JACKSONVILLE, Fla. – The Hart Bridge, somewhat affectionately known as the Green Monster to those who run across it during the annual Gate River Run, cost $8.8 million to build in 1967.
In the late 1990s, it was one of the longest cantilever bridges in the world.
On Saturday, engineers with the Florida Department of Transportation were out examining the bridge, a process that can take up to four weeks.
“We have a really robust bridge maintenance program,” FDOT spokesman Hampton Ray said. “We do inspect this structure every two years, and it’s an iconic piece of infrastructure for our city.”
Ray described the top-to-bottom inspection process.
“We have folks with cameras, measuring tape, they are literally taking within two feet, any crack, deficiency they see, they are taking it and jotting it down, tracking it over the long term and protect this structure,” Ray said.
Ross Hammock, district structures maintenance engineer with FDOT explains what happens next.
“If anything was found, we would make repairs, whether it was minor to hopefully not severe. If something severe was found, we would shut it down, make that repair, and would not open it back up until it was safe,” Hammock said.
Hammock said the key with a truss bridge like the Hart is protecting the steel over time.
“Keep it painted so it doesn’t rust,” he said.
The focus Saturday was on the bridge’s deck. In a few weeks, inspectors will examine the bridge’s cables.
Hammock said not to worry -- the inspections don’t mean the bridge needs to close.
“Rest assured it is safe to travel on,” Hammock said. “This is what we do. We do it every two years -- a routine inspection to make sure the bridge stays safe and for people to travel it over safely.”

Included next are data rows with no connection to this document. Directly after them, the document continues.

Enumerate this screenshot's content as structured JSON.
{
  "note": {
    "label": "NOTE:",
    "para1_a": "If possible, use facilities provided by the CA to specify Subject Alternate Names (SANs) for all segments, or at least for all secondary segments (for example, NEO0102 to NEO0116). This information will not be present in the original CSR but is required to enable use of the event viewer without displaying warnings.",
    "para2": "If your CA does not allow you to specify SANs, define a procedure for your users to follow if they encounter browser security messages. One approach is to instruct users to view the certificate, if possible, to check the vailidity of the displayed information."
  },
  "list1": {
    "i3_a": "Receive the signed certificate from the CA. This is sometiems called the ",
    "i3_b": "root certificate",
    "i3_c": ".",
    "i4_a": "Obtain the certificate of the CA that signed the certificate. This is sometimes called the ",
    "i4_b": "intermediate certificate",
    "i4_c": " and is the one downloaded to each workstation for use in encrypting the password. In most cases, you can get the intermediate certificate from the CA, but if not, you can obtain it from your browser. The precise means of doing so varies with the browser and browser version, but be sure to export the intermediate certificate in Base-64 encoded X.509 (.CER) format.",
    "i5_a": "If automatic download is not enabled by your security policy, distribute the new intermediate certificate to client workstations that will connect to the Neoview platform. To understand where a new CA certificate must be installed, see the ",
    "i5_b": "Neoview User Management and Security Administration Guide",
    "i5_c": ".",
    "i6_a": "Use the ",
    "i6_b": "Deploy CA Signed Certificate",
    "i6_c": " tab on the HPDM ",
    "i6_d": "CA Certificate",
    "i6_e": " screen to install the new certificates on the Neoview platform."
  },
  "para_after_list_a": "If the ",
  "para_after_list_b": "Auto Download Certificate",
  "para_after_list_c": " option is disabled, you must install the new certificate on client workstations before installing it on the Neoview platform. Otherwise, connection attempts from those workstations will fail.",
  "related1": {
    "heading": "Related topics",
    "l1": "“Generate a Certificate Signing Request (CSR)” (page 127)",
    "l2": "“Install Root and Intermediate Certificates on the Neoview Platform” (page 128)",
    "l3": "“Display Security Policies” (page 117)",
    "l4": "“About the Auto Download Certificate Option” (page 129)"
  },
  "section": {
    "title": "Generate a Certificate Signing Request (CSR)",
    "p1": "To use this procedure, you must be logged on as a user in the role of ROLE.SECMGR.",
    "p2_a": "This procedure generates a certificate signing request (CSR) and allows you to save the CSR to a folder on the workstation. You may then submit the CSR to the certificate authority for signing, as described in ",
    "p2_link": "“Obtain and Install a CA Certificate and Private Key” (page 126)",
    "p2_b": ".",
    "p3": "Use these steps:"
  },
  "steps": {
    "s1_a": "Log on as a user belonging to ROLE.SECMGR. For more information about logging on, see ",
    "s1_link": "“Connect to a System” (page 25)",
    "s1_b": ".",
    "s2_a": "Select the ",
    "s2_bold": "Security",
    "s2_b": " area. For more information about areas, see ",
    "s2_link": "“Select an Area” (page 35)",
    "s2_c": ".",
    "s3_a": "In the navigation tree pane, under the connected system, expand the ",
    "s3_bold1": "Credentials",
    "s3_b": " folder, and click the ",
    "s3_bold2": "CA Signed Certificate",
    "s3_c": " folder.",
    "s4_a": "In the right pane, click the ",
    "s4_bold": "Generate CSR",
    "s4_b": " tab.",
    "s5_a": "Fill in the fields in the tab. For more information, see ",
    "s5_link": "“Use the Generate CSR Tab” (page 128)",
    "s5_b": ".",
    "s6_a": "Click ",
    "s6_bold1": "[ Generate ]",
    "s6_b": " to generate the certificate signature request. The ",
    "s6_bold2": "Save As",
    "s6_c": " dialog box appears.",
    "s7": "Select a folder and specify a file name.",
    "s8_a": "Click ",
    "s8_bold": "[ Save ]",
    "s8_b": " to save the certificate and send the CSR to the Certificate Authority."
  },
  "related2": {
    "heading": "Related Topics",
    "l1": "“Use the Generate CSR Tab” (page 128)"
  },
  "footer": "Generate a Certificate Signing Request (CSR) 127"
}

FDOT says this inspection is routine and has nothing to do with a recent incident on the Buckman Bridge that led to an hours-long shutdown and an emergency repair.